I went to the Picasso and Modern British Art exhibition which opened at Tate Britain in London this weekend.This show explores his influence on British art and it includes work by Picasso, 

Ben Nicholson, Henry Moore, Francis Bacon, Graham Sutherland


David Hockney. I thought it would be equally balanced but there is a lot of Picasso and each of the other artist has a room or half a room of their own. 

I took my sketchbook to draw there although it was almost impossible to do so with all the bustling crowds (the show opened the day before). It was particularly interesting to see the painting "

Nude, Green Leaves and Bust" which was painted by Pablo Picasso in 1932 and based on his muse, Marie-Therese Walter. The painting became the most expensive in the world when it was auctioned in New York by Christies in 2010, selling for for $106.5m (£65.5m). I didn't go too close to it in case I bumped it! (My sketch of it is above).

I did enjoy drawing there and thought it would be easy to draw the cubist portraits because they were all a bit distorted, but that's where I was wrong. Once I started drawing them I realised quite quickly quite how skilful they are, particularly the fact that Picasso's lines are so confident and smooth.This is actually something I found was tricky to do. I found myself drawing rather hesitantly in comparison.The rhythms in the 

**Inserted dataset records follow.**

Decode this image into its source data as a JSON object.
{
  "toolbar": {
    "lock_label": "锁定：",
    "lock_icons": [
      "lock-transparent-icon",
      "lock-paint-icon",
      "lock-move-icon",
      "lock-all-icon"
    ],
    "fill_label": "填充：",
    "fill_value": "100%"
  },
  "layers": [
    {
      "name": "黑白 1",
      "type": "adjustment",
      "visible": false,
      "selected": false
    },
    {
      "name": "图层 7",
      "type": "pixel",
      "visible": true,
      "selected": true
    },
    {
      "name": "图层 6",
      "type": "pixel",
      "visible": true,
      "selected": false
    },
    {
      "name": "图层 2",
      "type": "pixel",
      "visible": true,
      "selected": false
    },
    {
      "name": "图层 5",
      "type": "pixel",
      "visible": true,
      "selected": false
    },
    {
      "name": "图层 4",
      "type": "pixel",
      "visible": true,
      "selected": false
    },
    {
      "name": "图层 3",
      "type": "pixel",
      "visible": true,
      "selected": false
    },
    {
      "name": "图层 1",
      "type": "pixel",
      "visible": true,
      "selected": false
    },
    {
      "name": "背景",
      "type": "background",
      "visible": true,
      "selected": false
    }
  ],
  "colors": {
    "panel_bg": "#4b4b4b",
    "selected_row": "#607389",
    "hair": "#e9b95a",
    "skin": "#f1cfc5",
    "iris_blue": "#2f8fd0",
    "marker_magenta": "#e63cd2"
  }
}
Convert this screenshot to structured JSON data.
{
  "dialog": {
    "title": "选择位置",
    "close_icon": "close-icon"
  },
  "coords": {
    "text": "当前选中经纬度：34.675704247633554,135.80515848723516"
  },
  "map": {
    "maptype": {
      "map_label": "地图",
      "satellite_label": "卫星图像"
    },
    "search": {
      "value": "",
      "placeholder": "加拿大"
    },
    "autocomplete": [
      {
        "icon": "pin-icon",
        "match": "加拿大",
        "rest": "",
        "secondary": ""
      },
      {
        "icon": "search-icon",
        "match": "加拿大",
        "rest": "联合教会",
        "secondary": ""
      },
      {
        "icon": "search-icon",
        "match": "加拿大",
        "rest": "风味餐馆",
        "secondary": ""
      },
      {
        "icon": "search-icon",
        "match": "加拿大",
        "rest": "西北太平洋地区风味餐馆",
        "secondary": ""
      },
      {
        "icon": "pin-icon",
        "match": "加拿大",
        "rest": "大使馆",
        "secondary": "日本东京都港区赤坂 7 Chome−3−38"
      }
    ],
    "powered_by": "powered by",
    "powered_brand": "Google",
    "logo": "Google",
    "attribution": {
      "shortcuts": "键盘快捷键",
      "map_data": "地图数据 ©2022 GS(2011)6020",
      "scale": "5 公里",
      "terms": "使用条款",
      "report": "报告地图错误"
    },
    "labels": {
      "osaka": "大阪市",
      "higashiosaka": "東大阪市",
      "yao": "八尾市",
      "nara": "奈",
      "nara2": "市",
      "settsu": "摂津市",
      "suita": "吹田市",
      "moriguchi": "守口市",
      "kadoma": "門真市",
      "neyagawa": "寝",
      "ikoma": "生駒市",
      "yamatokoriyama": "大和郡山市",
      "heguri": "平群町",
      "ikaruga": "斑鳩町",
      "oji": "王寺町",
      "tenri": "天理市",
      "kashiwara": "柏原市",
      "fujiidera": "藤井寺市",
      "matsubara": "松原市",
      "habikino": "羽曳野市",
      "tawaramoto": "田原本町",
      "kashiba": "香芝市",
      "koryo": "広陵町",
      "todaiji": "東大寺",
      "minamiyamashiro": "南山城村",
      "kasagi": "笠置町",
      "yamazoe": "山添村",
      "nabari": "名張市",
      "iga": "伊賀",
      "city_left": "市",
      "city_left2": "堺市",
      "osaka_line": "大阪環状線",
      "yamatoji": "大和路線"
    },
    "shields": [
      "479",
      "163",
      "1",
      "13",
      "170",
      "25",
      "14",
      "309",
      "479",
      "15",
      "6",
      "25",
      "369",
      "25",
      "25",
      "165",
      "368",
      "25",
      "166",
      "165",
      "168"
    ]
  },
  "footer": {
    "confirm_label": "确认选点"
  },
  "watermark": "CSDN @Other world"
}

Nude, Green Leaves and Bust and how they all interrelate are amazing.

Looking at some of Picasso's portraits  I found my brain bypassing the fact that they don't look like 

photos of someone or like a realistic portrait. I felt you really do get the 'sense' of the sitter and their likeness from the paintings.The drawing I did on the left was very interesting for me to do. I realised if I got  a  line slightly in the wrong place it actually stopped looking like the sitter.

There is something quite shocking about some of the shapes Picasso came up with. Although he often paints shapes that are really unusual in the painting, I noticed he often seems to light these forms in very straightforward way with directional and bounced light. This occurred to me this whilst I drew from the painting (below).

To be honest I came out of the show feeling quite inspired. I've added a few other drawings I drew from Picasso's paintings below. I have changed the colours a bit.

There were some drawings by Francis Bacon in the exhibition also, as far as I know these are really rare, I can't recall ever seeing any drawings by him before.  They were violent and exciting, done in the 1930's long before he became famous. Also there is a great Hockney of a Harlequin.

See here for more details on the show: